In other words, for the two people who invited me to this lunch specifically because they like wine, they knew I liked wine and they knew they would like wine even more if they drank it with me at what happens to be one of London’s best restaurants.

It was a tall order. And even though I often head straight for the Bordeaux when steak is discussed, I’m also someone who wants to try something different. Lately I’ve been sizing up the offerings from the South of France, so my eyes instantly locked on to the Madiran.

Enter the restaurant’s sommelier, adorned with a bunch-of-grapes pin and a very French accent. Now, when you’re at a restaurant nice – or just expensive – enough to have a full-time sommelier, it can go one of two ways. Either he/she will be attentive, informative and helpful, guiding you to the right wines for the occasion and your tastes. Or he/she will do none of this and give you vague answers to all of your questions and say only positive things about the wines you’re considering.

Sometimes we get sommeliers who just want to please you by agreeing with everything you say. But the last thing we need is a sycophantic sommelier, someone who will only say positive things about your choices. Certainly not.

What I want – and need, because I really don’t know as much as I would like to pretend – is someone who will stop me making a massive gastronomic faux pas, a person who will be willing wedge his body between me and an awful bottle of wine that will make my Chateaubriand taste like a petrified cowboy boot.

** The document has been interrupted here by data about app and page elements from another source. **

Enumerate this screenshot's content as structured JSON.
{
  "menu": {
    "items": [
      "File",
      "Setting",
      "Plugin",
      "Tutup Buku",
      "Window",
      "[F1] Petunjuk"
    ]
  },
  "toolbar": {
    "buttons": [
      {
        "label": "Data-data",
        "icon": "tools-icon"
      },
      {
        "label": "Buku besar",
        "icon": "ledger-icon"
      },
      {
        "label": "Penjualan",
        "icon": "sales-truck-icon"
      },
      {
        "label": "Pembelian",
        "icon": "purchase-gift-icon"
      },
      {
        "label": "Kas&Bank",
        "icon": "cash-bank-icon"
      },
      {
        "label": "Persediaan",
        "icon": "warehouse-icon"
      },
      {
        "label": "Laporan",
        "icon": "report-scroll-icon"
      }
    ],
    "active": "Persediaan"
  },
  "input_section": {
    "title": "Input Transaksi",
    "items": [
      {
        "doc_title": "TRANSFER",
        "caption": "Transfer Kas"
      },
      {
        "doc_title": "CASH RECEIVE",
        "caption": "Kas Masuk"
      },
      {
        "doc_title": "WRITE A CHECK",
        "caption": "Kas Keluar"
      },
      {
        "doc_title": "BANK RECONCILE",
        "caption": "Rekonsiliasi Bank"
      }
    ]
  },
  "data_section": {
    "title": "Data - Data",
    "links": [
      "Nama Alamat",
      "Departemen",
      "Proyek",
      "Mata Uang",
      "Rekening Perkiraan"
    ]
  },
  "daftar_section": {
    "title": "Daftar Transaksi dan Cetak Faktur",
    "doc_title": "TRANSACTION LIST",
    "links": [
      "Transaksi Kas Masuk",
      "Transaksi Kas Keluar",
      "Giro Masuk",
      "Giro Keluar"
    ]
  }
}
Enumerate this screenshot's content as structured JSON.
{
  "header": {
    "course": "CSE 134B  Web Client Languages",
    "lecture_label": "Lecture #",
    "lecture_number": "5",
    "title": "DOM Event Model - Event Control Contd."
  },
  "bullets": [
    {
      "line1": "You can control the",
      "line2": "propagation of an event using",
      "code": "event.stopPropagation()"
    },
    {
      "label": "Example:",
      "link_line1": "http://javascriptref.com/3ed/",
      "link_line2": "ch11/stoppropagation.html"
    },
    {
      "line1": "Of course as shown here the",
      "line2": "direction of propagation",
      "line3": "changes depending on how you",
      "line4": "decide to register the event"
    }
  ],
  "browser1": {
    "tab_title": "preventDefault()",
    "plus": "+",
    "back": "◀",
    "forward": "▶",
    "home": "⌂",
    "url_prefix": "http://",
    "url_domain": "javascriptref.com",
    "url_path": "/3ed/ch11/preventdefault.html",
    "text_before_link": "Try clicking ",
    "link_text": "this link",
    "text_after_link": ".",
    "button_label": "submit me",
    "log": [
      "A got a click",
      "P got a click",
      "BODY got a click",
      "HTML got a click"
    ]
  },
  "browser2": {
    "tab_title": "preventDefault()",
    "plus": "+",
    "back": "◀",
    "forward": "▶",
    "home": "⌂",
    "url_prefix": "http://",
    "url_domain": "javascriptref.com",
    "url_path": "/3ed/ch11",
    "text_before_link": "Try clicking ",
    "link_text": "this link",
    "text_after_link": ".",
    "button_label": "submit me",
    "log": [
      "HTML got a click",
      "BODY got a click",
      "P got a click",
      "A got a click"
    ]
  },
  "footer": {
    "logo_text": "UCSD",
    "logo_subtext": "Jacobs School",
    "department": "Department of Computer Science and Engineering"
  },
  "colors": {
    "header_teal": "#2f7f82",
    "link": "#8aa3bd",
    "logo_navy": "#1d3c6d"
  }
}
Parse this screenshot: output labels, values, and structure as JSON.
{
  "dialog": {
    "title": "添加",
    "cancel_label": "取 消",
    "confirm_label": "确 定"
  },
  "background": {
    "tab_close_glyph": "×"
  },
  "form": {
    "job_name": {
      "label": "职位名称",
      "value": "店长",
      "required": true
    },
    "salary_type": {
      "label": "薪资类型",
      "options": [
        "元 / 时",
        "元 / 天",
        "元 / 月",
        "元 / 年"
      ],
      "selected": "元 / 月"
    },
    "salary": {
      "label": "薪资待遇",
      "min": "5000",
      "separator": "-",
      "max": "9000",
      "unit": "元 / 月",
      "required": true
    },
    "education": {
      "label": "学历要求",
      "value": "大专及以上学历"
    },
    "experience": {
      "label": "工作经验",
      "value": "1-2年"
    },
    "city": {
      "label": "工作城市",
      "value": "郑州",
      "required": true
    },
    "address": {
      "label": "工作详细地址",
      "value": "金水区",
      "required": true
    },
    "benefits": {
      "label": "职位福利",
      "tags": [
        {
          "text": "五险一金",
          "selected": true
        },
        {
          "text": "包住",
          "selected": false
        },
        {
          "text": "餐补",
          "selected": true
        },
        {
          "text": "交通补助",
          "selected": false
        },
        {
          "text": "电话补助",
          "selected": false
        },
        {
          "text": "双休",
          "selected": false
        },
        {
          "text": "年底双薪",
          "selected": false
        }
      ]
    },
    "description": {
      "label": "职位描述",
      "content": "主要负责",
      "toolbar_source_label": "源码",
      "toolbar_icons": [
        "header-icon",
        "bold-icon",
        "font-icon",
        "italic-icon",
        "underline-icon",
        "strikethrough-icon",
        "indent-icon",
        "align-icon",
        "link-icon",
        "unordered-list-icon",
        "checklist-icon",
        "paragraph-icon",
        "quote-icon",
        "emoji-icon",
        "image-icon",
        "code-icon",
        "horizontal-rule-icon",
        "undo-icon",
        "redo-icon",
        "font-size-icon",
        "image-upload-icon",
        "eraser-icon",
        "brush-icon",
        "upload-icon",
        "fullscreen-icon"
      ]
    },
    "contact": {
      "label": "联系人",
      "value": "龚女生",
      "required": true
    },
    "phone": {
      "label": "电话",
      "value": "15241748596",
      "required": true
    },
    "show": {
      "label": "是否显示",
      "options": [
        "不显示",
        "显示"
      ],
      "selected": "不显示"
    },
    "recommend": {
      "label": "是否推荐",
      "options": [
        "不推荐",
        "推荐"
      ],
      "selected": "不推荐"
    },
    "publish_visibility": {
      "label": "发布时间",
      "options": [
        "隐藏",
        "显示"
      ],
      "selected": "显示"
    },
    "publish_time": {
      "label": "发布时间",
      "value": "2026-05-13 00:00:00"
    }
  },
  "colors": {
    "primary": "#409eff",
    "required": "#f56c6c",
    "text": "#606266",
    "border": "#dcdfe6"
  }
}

So, in terms of the two kinds of sommeliers in the world (I accept there might be more than two), sometimes we get the former, sometimes we get the latter. On this occasion, I got the former, and I tried my utmost not to looked relieved in front of my hosts.

Standing before me was a man who, free from judgement on his face, said matter-of-factly that his Madiran was in a light style and probably wouldn’t give me the satisfaction I desired. How bout the red Pic St Loup, I asked? What you want, he said, is the Faugeres – and you will not be disappointed.

The Faugeres in question, Domaine de Cebene Les Bancels Les Faugeres 2010, was everything we were after. Spice, depth of character, a satisfying viscosity, plenty of black fruits and enough backbone to stand up to the obligatory slab of meat you eat when a person goes to the Bleeding Heart.

Like any good wine ought, it made me look like a hero. But in reality it was all a blag, a lucky result garnered from a helpful sommelier who knew what I was after and almost certainly saw how befuddled I had become when handed his tome of a wine list.